KEYNOTE.The overture begins with a forceful theme reminiscent of the opening of Richard Strauss’ Ein Heldenleben, in the same key of E-flat major. One might conclude that Elgar was influenced by this work, which had been introduced to the world five years earlier. However, Elgar had first jotted down his theme in 1899, before he had ever heard Strauss’ work. He conceived the tune at first as a tribute to Dan, his bulldog, who had triumphed in a fight, but in the context of the overture he identified it with the “joy of living (wine and macaroni).” The resemblance to Strauss hence must be taken as coincidence.

Yet this coincidence is not incidental. It extends far beyond the opening melody. In the South is a full-blown tone poem, not a mere overture, much in the manner of Strauss’ works from the same period. Elgar’s orchestration is as sumptuous as Strauss’, more so even than in his earlier but better known Enigma Variations. And the counterpoint is rich in a Straussian manner, with numerous melodic layers interweaving simultaneously to create a dense orchestral fabric of considerable power.
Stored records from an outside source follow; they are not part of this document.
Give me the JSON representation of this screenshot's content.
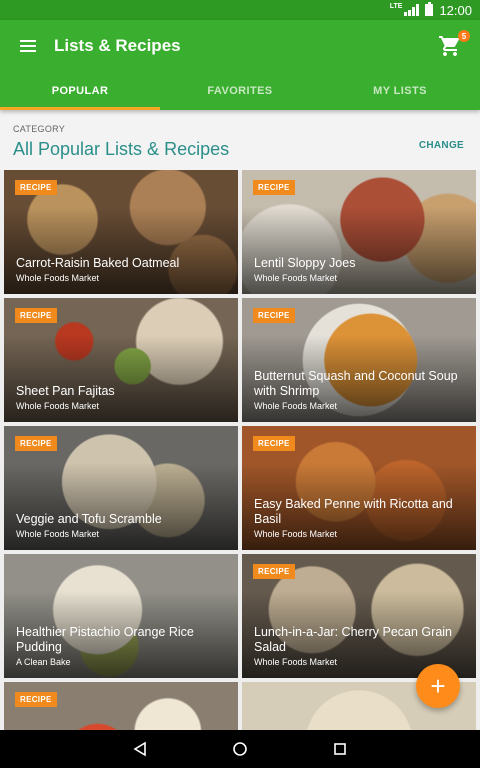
{
  "status_bar": {
    "network": "LTE",
    "time": "12:00"
  },
  "app_bar": {
    "title": "Lists & Recipes",
    "cart_count": "5"
  },
  "tabs": [
    {
      "label": "POPULAR",
      "active": true
    },
    {
      "label": "FAVORITES",
      "active": false
    },
    {
      "label": "MY LISTS",
      "active": false
    }
  ],
  "header": {
    "category_label": "CATEGORY",
    "category_title": "All Popular Lists & Recipes",
    "change_label": "CHANGE"
  },
  "cards": [
    {
      "badge": "RECIPE",
      "title": "Carrot-Raisin Baked Oatmeal",
      "source": "Whole Foods Market"
    },
    {
      "badge": "RECIPE",
      "title": "Lentil Sloppy Joes",
      "source": "Whole Foods Market"
    },
    {
      "badge": "RECIPE",
      "title": "Sheet Pan Fajitas",
      "source": "Whole Foods Market"
    },
    {
      "badge": "RECIPE",
      "title": "Butternut Squash and Coconut Soup with Shrimp",
      "source": "Whole Foods Market"
    },
    {
      "badge": "RECIPE",
      "title": "Veggie and Tofu Scramble",
      "source": "Whole Foods Market"
    },
    {
      "badge": "RECIPE",
      "title": "Easy Baked Penne with Ricotta and Basil",
      "source": "Whole Foods Market"
    },
    {
      "badge": "",
      "title": "Healthier Pistachio Orange Rice Pudding",
      "source": "A Clean Bake"
    },
    {
      "badge": "RECIPE",
      "title": "Lunch-in-a-Jar: Cherry Pecan Grain Salad",
      "source": "Whole Foods Market"
    },
    {
      "badge": "RECIPE",
      "title": "",
      "source": ""
    },
    {
      "badge": "",
      "title": "",
      "source": ""
    }
  ],
  "fab": {
    "label": "+"
  },
  "colors": {
    "primary": "#3aae2e",
    "status_bar": "#2e9a23",
    "accent": "#f5a623",
    "badge": "#f08a1c",
    "fab": "#ff8c1a",
    "link": "#2a8f8a"
  }
}
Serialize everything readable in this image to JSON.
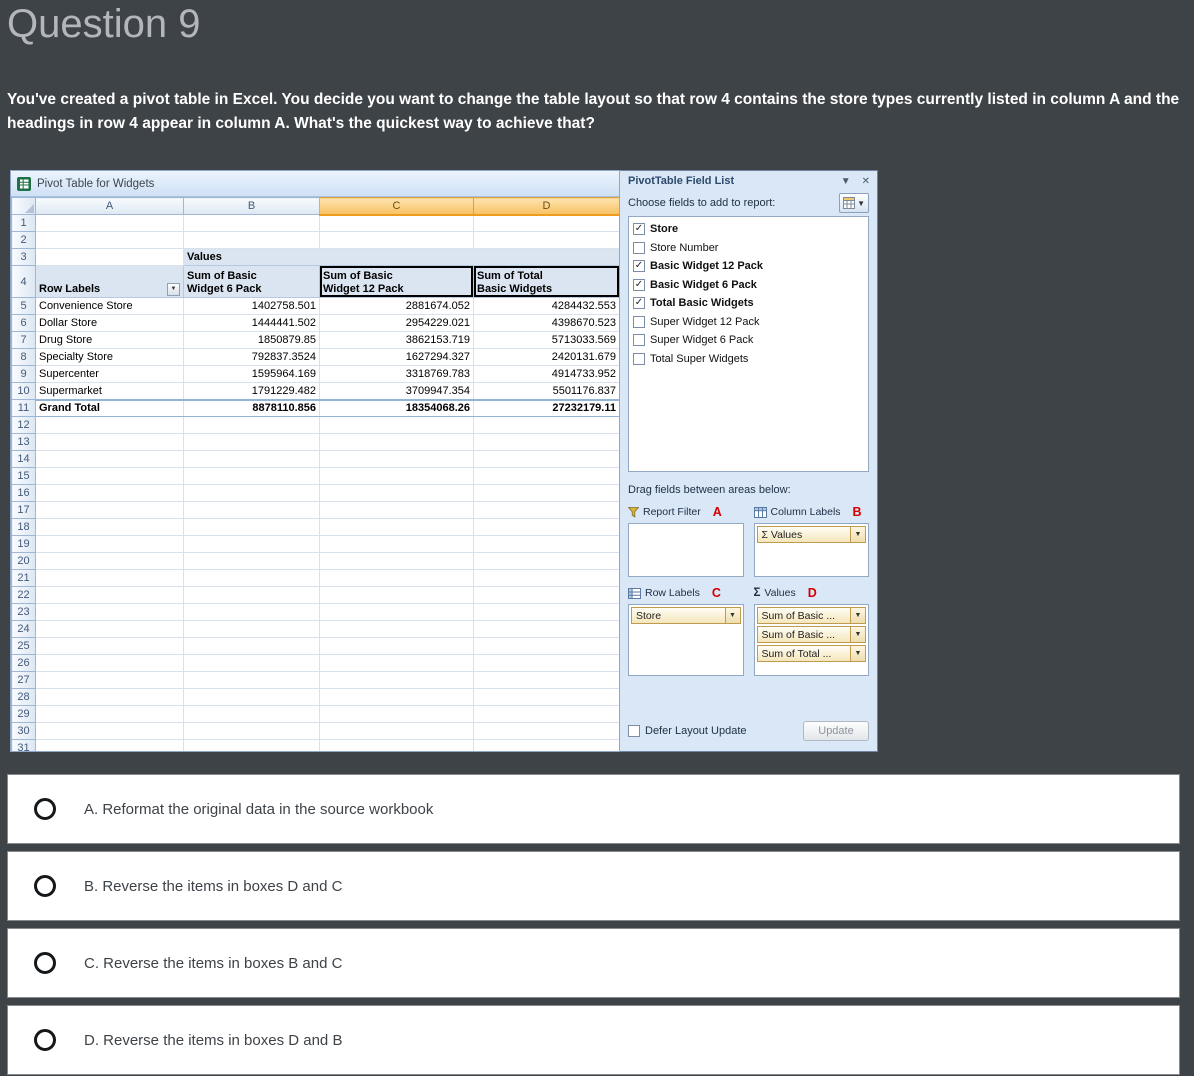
{
  "page": {
    "title": "Question 9",
    "question": "You've created a pivot table in Excel. You decide you want to change the table layout so that row 4 contains the store types currently listed in column A and the headings in row 4 appear in column A. What's the quickest way to achieve that?"
  },
  "excel": {
    "window_title": "Pivot Table for Widgets",
    "col_headers": [
      "A",
      "B",
      "C",
      "D"
    ],
    "selected_columns": [
      "C",
      "D"
    ],
    "values_label": "Values",
    "header_row": {
      "row_labels": "Row Labels",
      "col_b": "Sum of Basic\nWidget 6 Pack",
      "col_c": "Sum of Basic\nWidget 12 Pack",
      "col_d": "Sum of Total\nBasic Widgets"
    },
    "data_rows": [
      [
        "Convenience Store",
        "1402758.501",
        "2881674.052",
        "4284432.553"
      ],
      [
        "Dollar Store",
        "1444441.502",
        "2954229.021",
        "4398670.523"
      ],
      [
        "Drug Store",
        "1850879.85",
        "3862153.719",
        "5713033.569"
      ],
      [
        "Specialty Store",
        "792837.3524",
        "1627294.327",
        "2420131.679"
      ],
      [
        "Supercenter",
        "1595964.169",
        "3318769.783",
        "4914733.952"
      ],
      [
        "Supermarket",
        "1791229.482",
        "3709947.354",
        "5501176.837"
      ]
    ],
    "grand_total_row": [
      "Grand Total",
      "8878110.856",
      "18354068.26",
      "27232179.11"
    ],
    "last_row_number": 31
  },
  "field_list": {
    "title": "PivotTable Field List",
    "collapse_icon": "chevron-down",
    "close_icon": "close",
    "choose_label": "Choose fields to add to report:",
    "fields": [
      {
        "name": "Store",
        "checked": true
      },
      {
        "name": "Store Number",
        "checked": false
      },
      {
        "name": "Basic Widget 12 Pack",
        "checked": true
      },
      {
        "name": "Basic Widget 6 Pack",
        "checked": true
      },
      {
        "name": "Total Basic Widgets",
        "checked": true
      },
      {
        "name": "Super Widget 12 Pack",
        "checked": false
      },
      {
        "name": "Super Widget 6 Pack",
        "checked": false
      },
      {
        "name": "Total Super Widgets",
        "checked": false
      }
    ],
    "drag_label": "Drag fields between areas below:",
    "areas": [
      {
        "id": "report-filter",
        "label": "Report Filter",
        "icon": "funnel",
        "tag": "A",
        "items": []
      },
      {
        "id": "column-labels",
        "label": "Column Labels",
        "icon": "table-cols",
        "tag": "B",
        "items": [
          "Σ Values"
        ]
      },
      {
        "id": "row-labels",
        "label": "Row Labels",
        "icon": "table-rows",
        "tag": "C",
        "items": [
          "Store"
        ]
      },
      {
        "id": "values",
        "label": "Values",
        "icon": "sigma",
        "tag": "D",
        "items": [
          "Sum of Basic ...",
          "Sum of Basic ...",
          "Sum of Total ..."
        ]
      }
    ],
    "defer_label": "Defer Layout Update",
    "update_label": "Update"
  },
  "options": [
    {
      "letter": "A",
      "text": "A. Reformat the original data in the source workbook"
    },
    {
      "letter": "B",
      "text": "B. Reverse the items in boxes D and C"
    },
    {
      "letter": "C",
      "text": "C. Reverse the items in boxes B and C"
    },
    {
      "letter": "D",
      "text": "D. Reverse the items in boxes D and B"
    }
  ]
}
What does this extravagant music actually have to do with Italy? Not too much! Although the piece is frankly programmatic, reflecting numerous scenes and events Elgar observed in the south, its sounds do not invoke Italy in as nearly a direct way as, for example, those in Mendelssohn’s Italian Symphony, Tchaikovsky’s Capriccio Italien, Liszt’s Venezia e Napoli, Berlioz’s Harold in Italy, Wolf’s Italian Serenade or Strauss’ Aus Italien. The sunny Italian landscape that resounds, in various ways and to various degrees, in these pieces is less prevalent in Elgar’s work—possibly because he experienced precious little of the Italian sun while he was composing it!

Jonathan D. Kramer